Of course, not everyone is a sports fan, which is why the cruise lines offer such a wide array of theme cruises to choose from. Are your clients obsessed with the King? The Elvis Cruise, LLC works in conjunction with Carnival Cruise Lines on its “Elvis Cruise,” which this year is a four-day cruise on Carnival Fantasy departing from New Orleans on August 28 and visiting Cozumel. Expect rhinestones, jumpsuits, Elvis impersonators and a number of onboard Elvis-related activities, which will make Carnival Fantasy the next best thing to Graceland. “We are excited to provide individuals who are passionate about Elvis with the exclusive opportunity to interact with fellow enthusiasts and revered performers in a cruise setting,” said Michael McKay, Elvis Cruise executive producer.
If cartoons are more your cup of tea, there’s even a new theme cruise for, of all things, Betty Boop enthusiasts. The legendary 1930’s cartoon character now has her own fan cruise, a five-day cruise aboard Carnival Elation departing October 9 from San Diego and visiting Cabo San Lucas and Ensenada, Mexico. There will be special Betty Boop events, screenings, parties and a Q&A with Mark Fleischer, the grandson of Betty Boop creator, Max Fleischer.
“This is an exclusive opportunity for fans to interact with fellow Betty Boop enthusiasts and collectors, meet top experts and enjoy a wonderful cruise experience,” said Jason Coleman, president of Jason Coleman, Inc., which is helping put the event together. Though his remark may not be a notable quotable, his use of the word “interact,” like McKay's above, is important. The word is central to describe a theme cruise, which, at heart, is all about interacting with people who share similar tastes.
Initiating New Cruisers
Interaction is the all the rage on a “Groove Cruise,” the brainchild of Jason Beukema, who heads up Miami-based Whet Travel. The music-themed cruises target Generations X & Y and incorporate music from world-recognized deejays, who come onboard to spin wax, as they say. The result: Spring Break for people with jobs. Even better, 62 percent of Groove Cruisers have never cruised before and never would have otherwise, says Beukema, which benefits the cruise lines who might just gain cruising converts.
Groove Cruises, of which three are usually operated each year using Royal Caribbean ships, can also pay off for travel agents who are eligible for commissions. “We make our travel agent partners look very good to their clients,” Beukema says.
Not that all theme cruises are as intense as a Groove Cruise. There are theme cruises devoted to anything from scrapbooking to fitness to religion. It’s not a stretch to say that there may be a theme cruise for every taste and interest.
While theme cruises are still a fledgling part of a cruise line’s business, they have grown to the tune of 30 percent over the last three years in Carnival’s case, says Cherie Weinstein, Carnival Cruise Lines’ vice president of group sales and administration. “Theme cruises give people the ability to be fully immersed in an experience,” she says.

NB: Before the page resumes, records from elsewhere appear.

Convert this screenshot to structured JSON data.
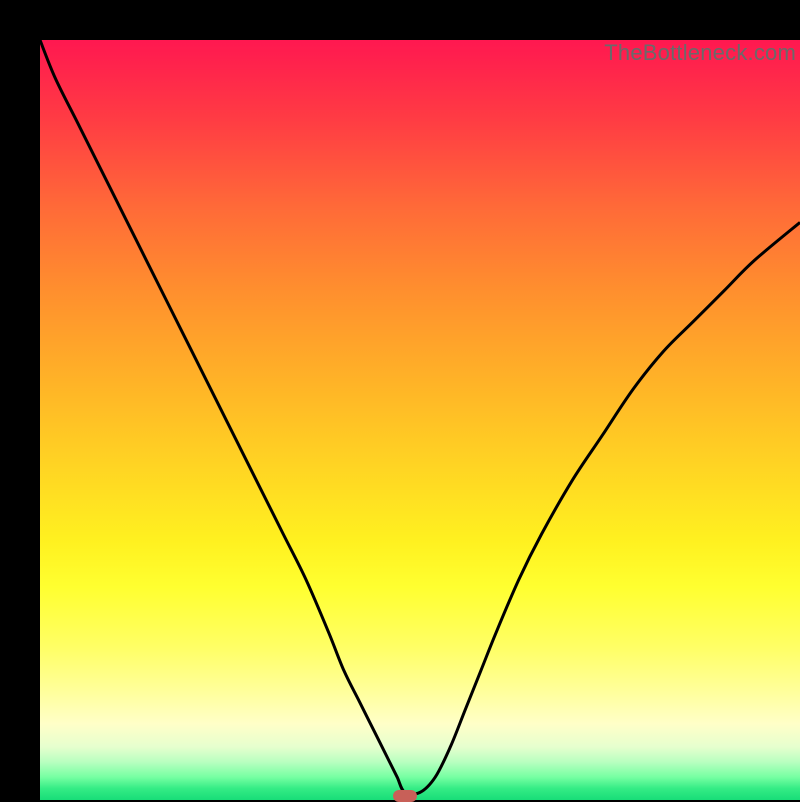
{
  "watermark": "TheBottleneck.com",
  "colors": {
    "frame": "#000000",
    "curve": "#000000",
    "marker": "#c86058",
    "gradient_top": "#ff1850",
    "gradient_bottom": "#18dd78"
  },
  "chart_data": {
    "type": "line",
    "title": "",
    "xlabel": "",
    "ylabel": "",
    "xlim": [
      0,
      100
    ],
    "ylim": [
      0,
      100
    ],
    "x": [
      0,
      2,
      5,
      8,
      11,
      14,
      17,
      20,
      23,
      26,
      29,
      32,
      35,
      38,
      40,
      42,
      44,
      46,
      47,
      48,
      50,
      52,
      54,
      56,
      58,
      60,
      63,
      66,
      70,
      74,
      78,
      82,
      86,
      90,
      94,
      100
    ],
    "y": [
      100,
      95,
      89,
      83,
      77,
      71,
      65,
      59,
      53,
      47,
      41,
      35,
      29,
      22,
      17,
      13,
      9,
      5,
      3,
      1,
      1,
      3,
      7,
      12,
      17,
      22,
      29,
      35,
      42,
      48,
      54,
      59,
      63,
      67,
      71,
      76
    ],
    "annotations": [
      {
        "type": "marker",
        "shape": "rounded-rect",
        "x": 48,
        "y": 0,
        "color": "#c86058"
      }
    ],
    "grid": false,
    "legend": false
  }
}
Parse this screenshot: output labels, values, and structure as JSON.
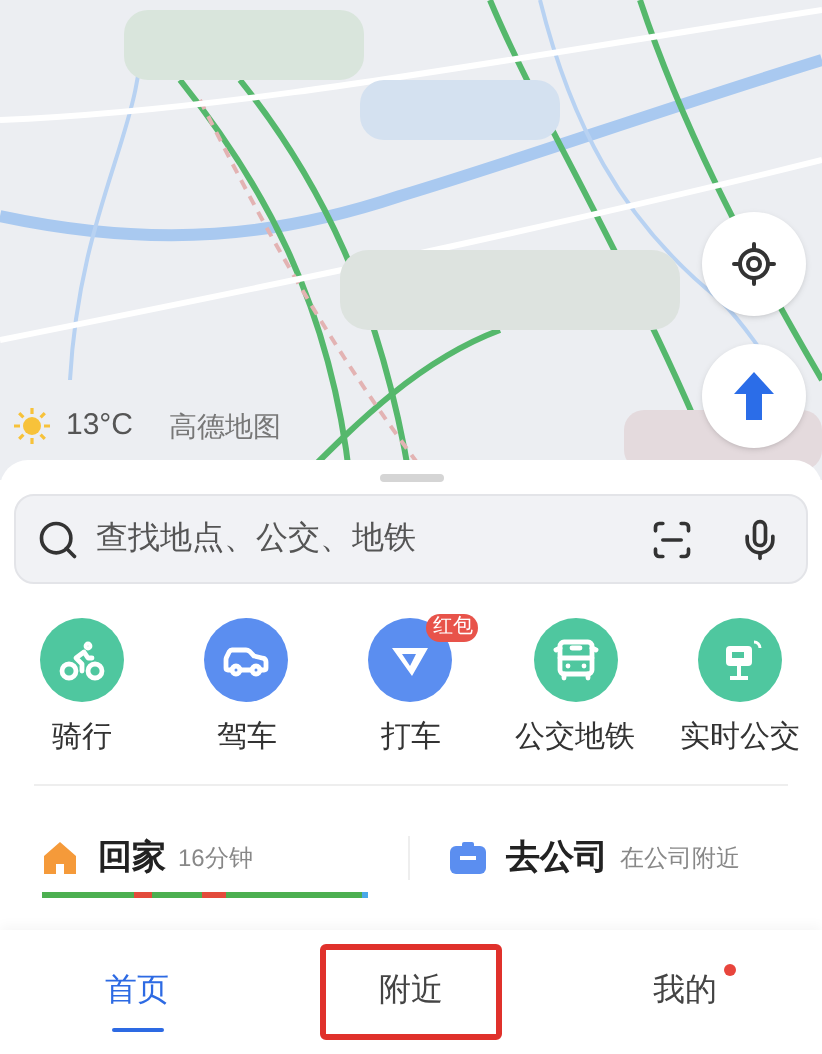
{
  "map": {
    "weather": {
      "temperature": "13°C"
    },
    "logo": "高德地图"
  },
  "search": {
    "placeholder": "查找地点、公交、地铁"
  },
  "shortcuts": [
    {
      "label": "骑行",
      "kind": "bike",
      "color": "#4fc79f"
    },
    {
      "label": "驾车",
      "kind": "car",
      "color": "#5b8ef0"
    },
    {
      "label": "打车",
      "kind": "taxi",
      "color": "#5b8ef0",
      "badge": "红包"
    },
    {
      "label": "公交地铁",
      "kind": "bus",
      "color": "#4fc79f"
    },
    {
      "label": "实时公交",
      "kind": "realtime",
      "color": "#4fc79f"
    }
  ],
  "commute": [
    {
      "kind": "home",
      "title": "回家",
      "detail": "16分钟"
    },
    {
      "kind": "work",
      "title": "去公司",
      "detail": "在公司附近"
    }
  ],
  "tabs": [
    {
      "label": "首页",
      "selected": true,
      "highlighted": false,
      "dot": false
    },
    {
      "label": "附近",
      "selected": false,
      "highlighted": true,
      "dot": false
    },
    {
      "label": "我的",
      "selected": false,
      "highlighted": false,
      "dot": true
    }
  ]
}
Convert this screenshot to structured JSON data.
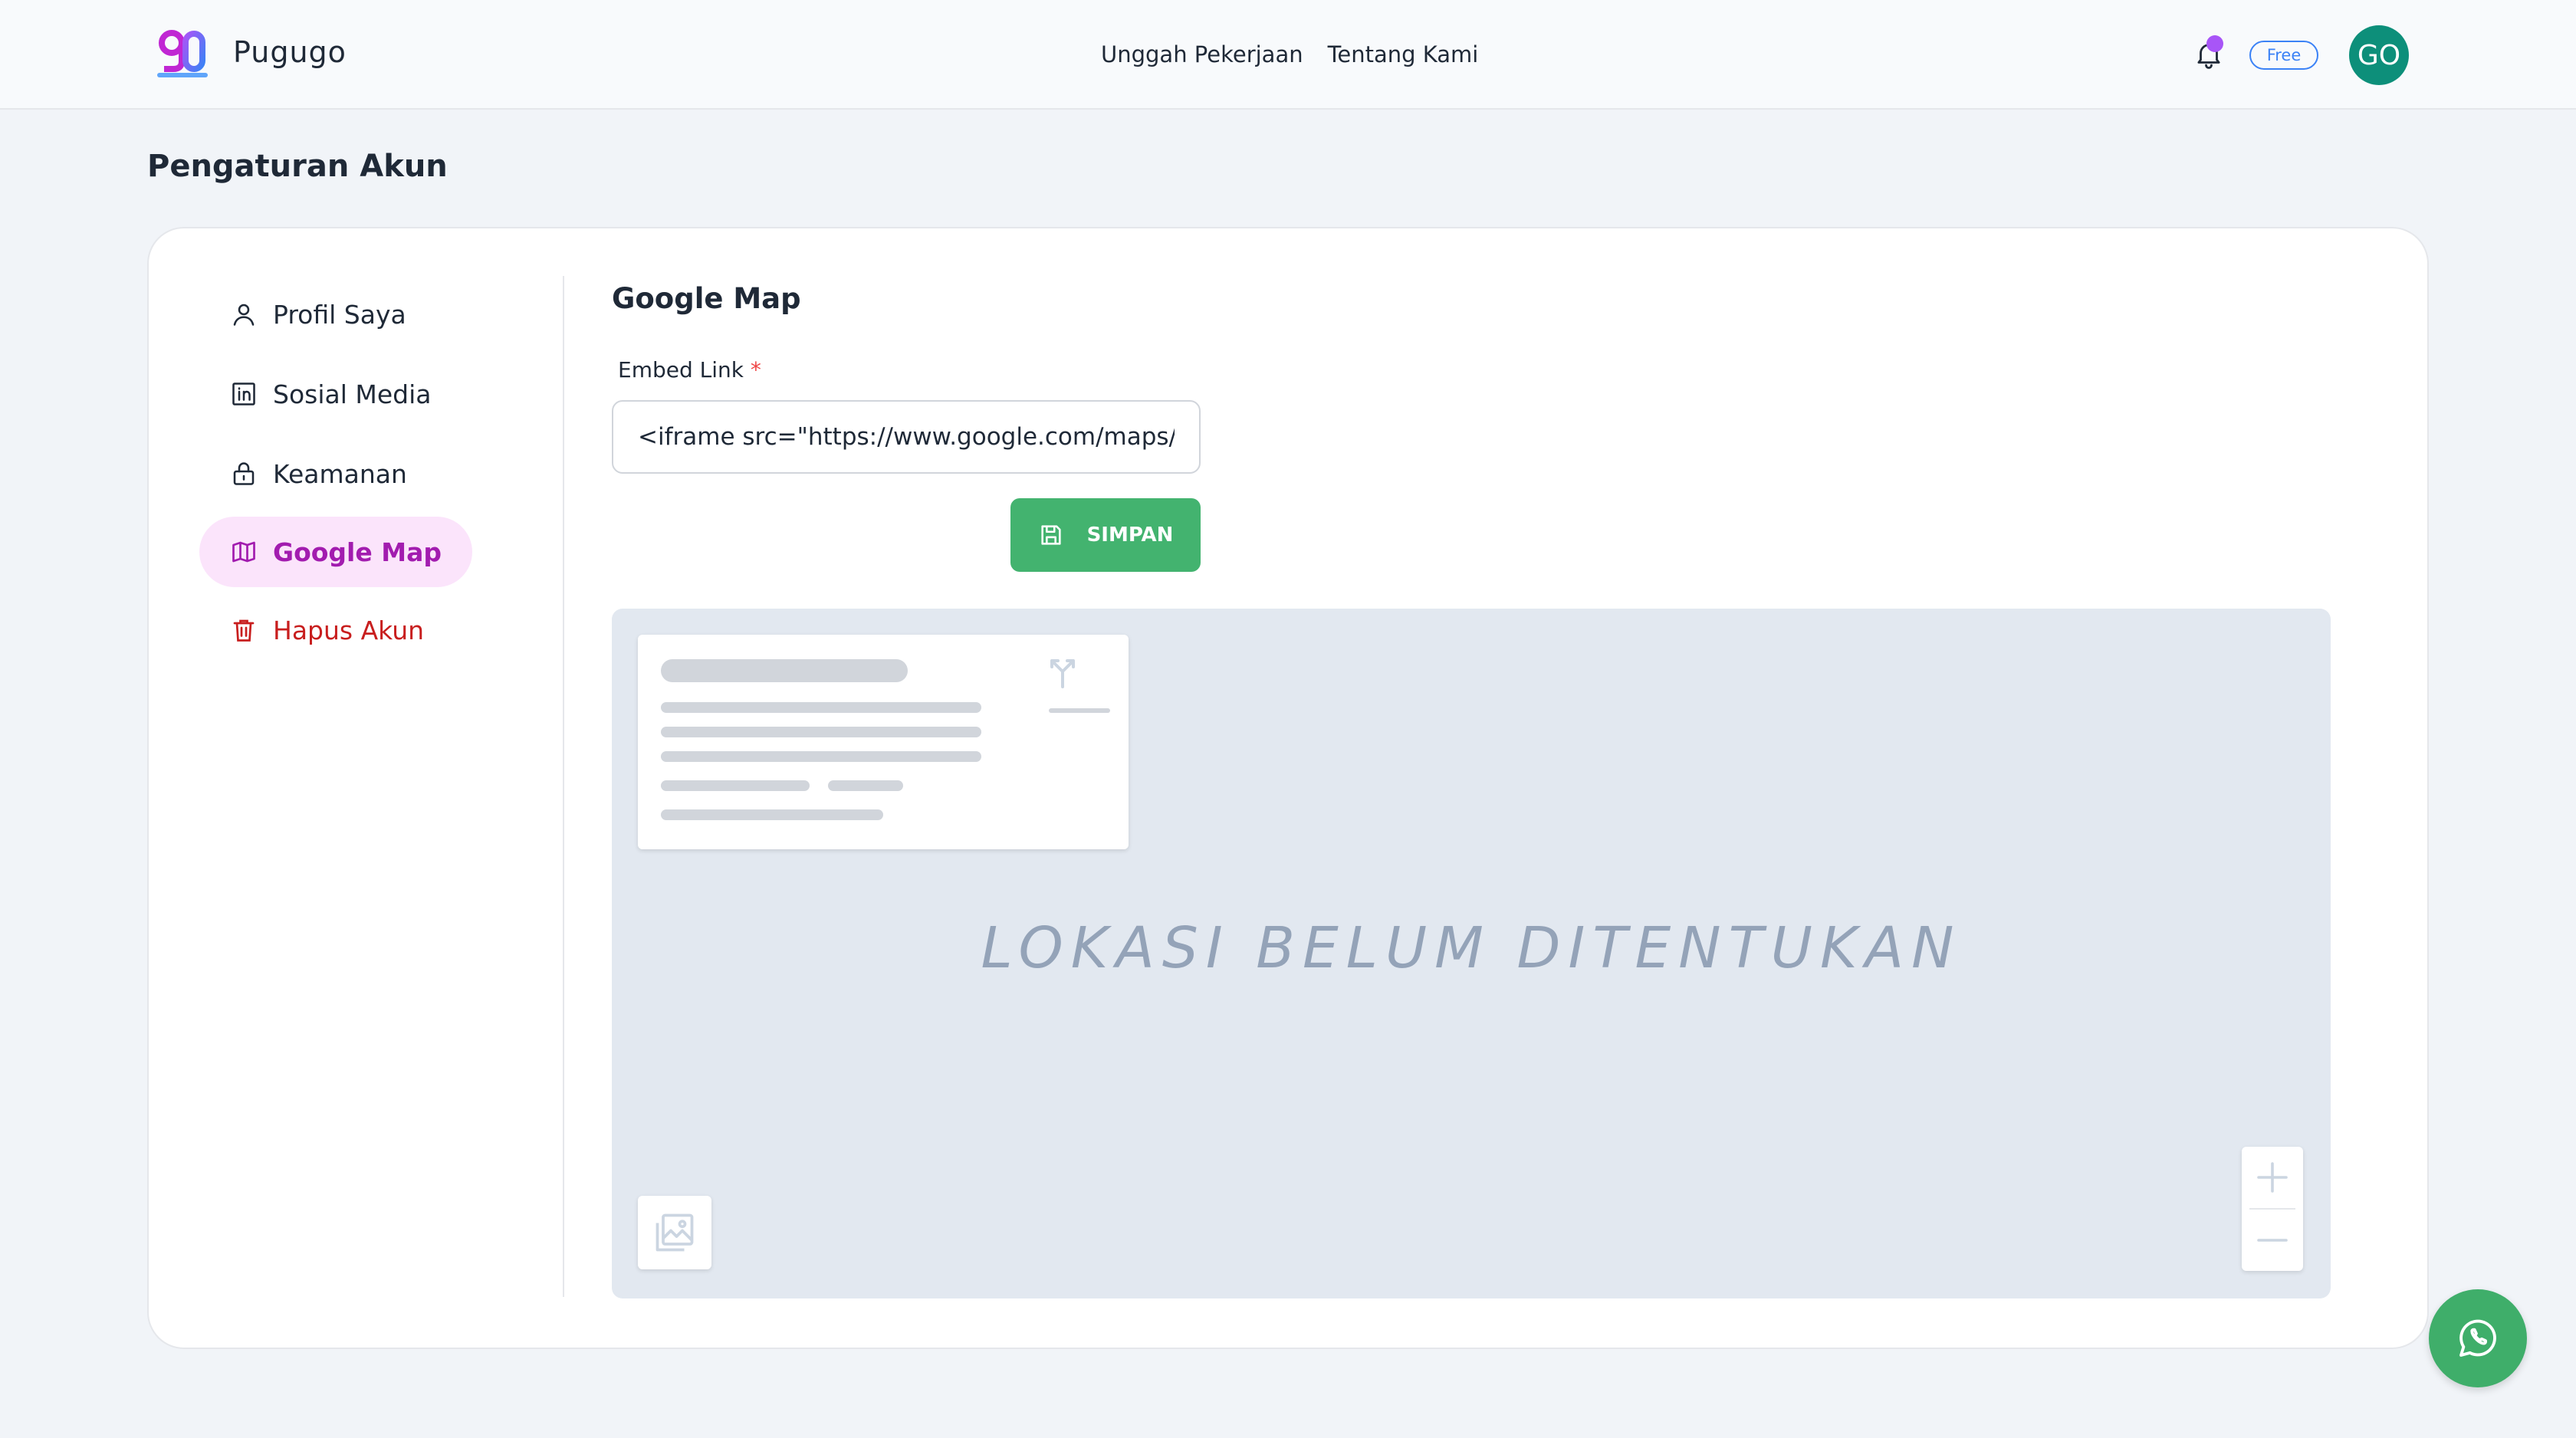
{
  "header": {
    "brand": "Pugugo",
    "nav": [
      "Unggah Pekerjaan",
      "Tentang Kami"
    ],
    "plan_badge": "Free",
    "avatar_initials": "GO",
    "notification_dot_color": "#a855f7"
  },
  "page": {
    "title": "Pengaturan Akun"
  },
  "sidebar": {
    "items": [
      {
        "label": "Profil Saya",
        "icon": "user-icon"
      },
      {
        "label": "Sosial Media",
        "icon": "linkedin-icon"
      },
      {
        "label": "Keamanan",
        "icon": "lock-icon"
      },
      {
        "label": "Google Map",
        "icon": "map-icon",
        "active": true
      },
      {
        "label": "Hapus Akun",
        "icon": "trash-icon",
        "danger": true
      }
    ]
  },
  "google_map": {
    "section_title": "Google Map",
    "embed_label": "Embed Link",
    "required_mark": "*",
    "embed_value": "<iframe src=\"https://www.google.com/maps/embed",
    "save_label": "SIMPAN",
    "empty_state": "LOKASI BELUM DITENTUKAN"
  },
  "colors": {
    "accent": "#a21caf",
    "primary_button": "#43b36f",
    "danger": "#c81e1e",
    "avatar_bg": "#0d8f7a"
  }
}
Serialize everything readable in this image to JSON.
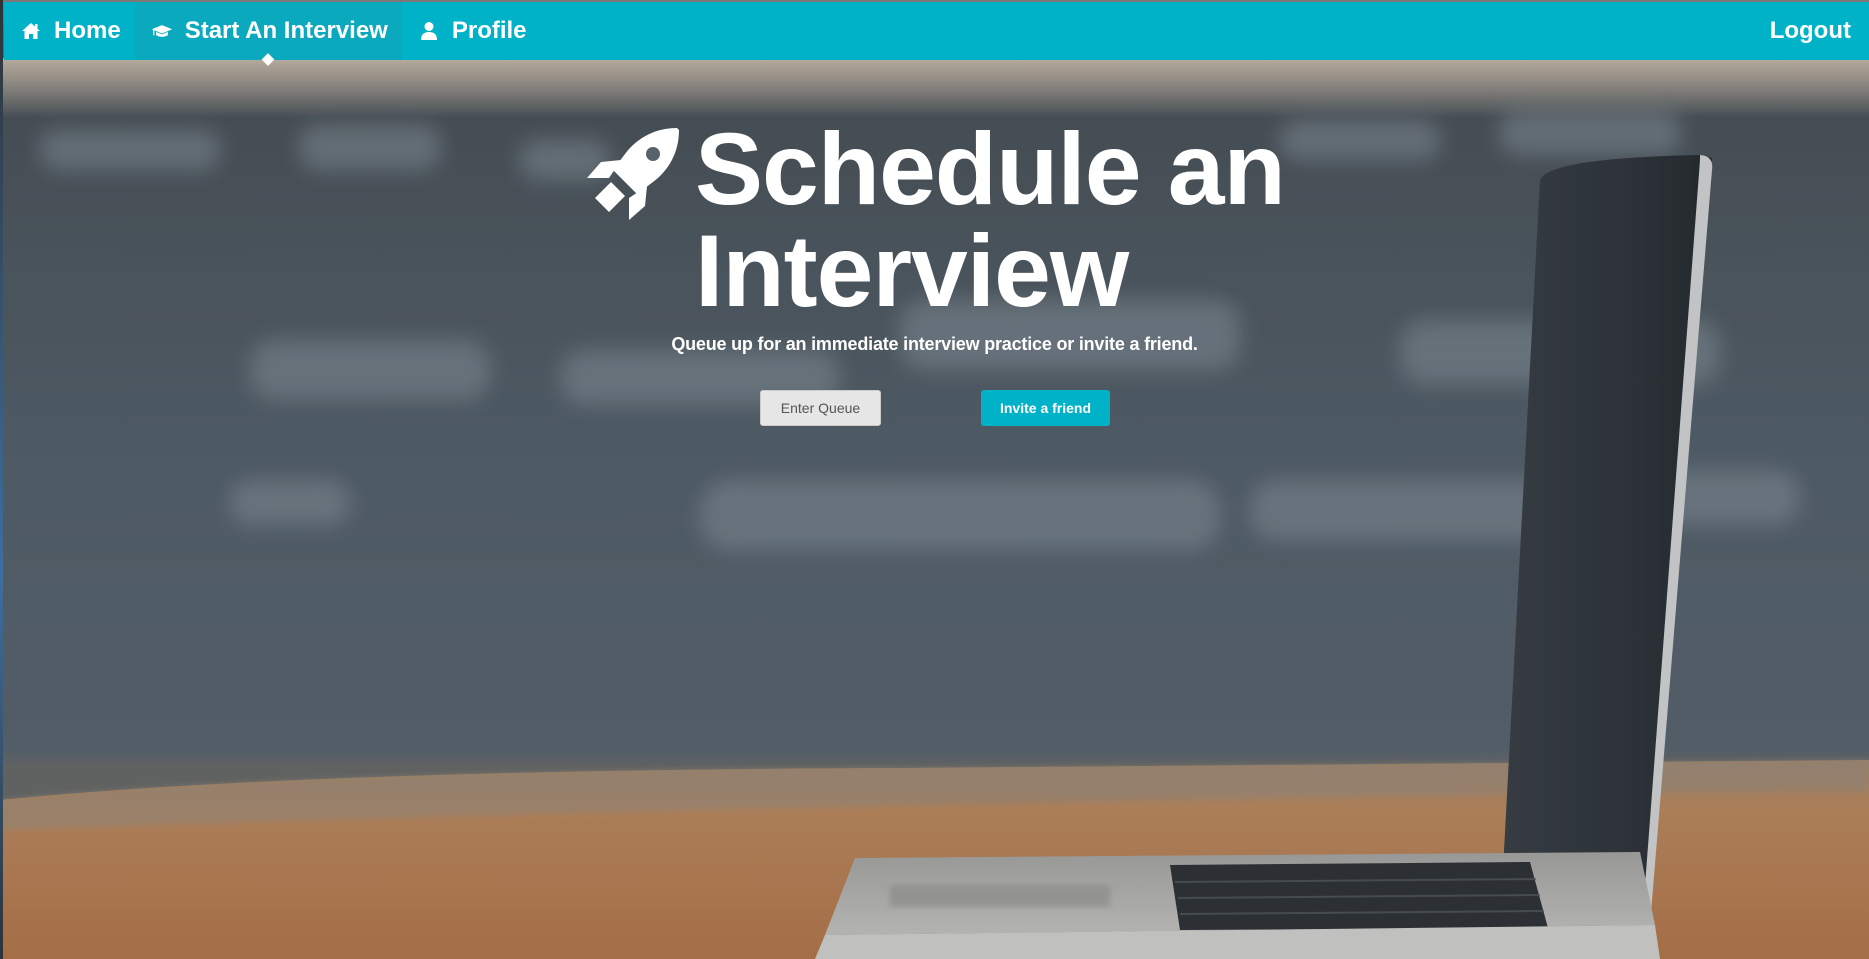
{
  "nav": {
    "home_label": "Home",
    "start_label": "Start An Interview",
    "profile_label": "Profile",
    "logout_label": "Logout",
    "home_icon": "home-icon",
    "start_icon": "graduation-cap-icon",
    "profile_icon": "user-icon",
    "active_tab": "Start An Interview"
  },
  "hero": {
    "title": "Schedule an Interview",
    "icon": "rocket-icon",
    "subtitle": "Queue up for an immediate interview practice or invite a friend.",
    "enter_queue_label": "Enter Queue",
    "invite_label": "Invite a friend"
  },
  "colors": {
    "accent": "#00b2c8",
    "button_secondary": "#e6e6e6",
    "text_light": "#ffffff"
  }
}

The rise in luxury cruising should also give a boost to theme cruises that cater to older tastes. “Since more affluent travelers are cruising, as is reflected by the renaissance in the luxury sector of the industry, it would be safe to say that special interests geared toward this market would be on the rise,” says CLIA’s Dale.
Theme cruises also have the ability to indoctrinate new cruisers—a pressing and important task for the cruise lines—who may have before been reluctant to take a cruise as a vacation. “Theme cruises can be an entrée to cruising,” Weinstein says. “Some may have been hesitant before, but are more comfortable doing a cruise that features something (that is a) favorite of theirs.”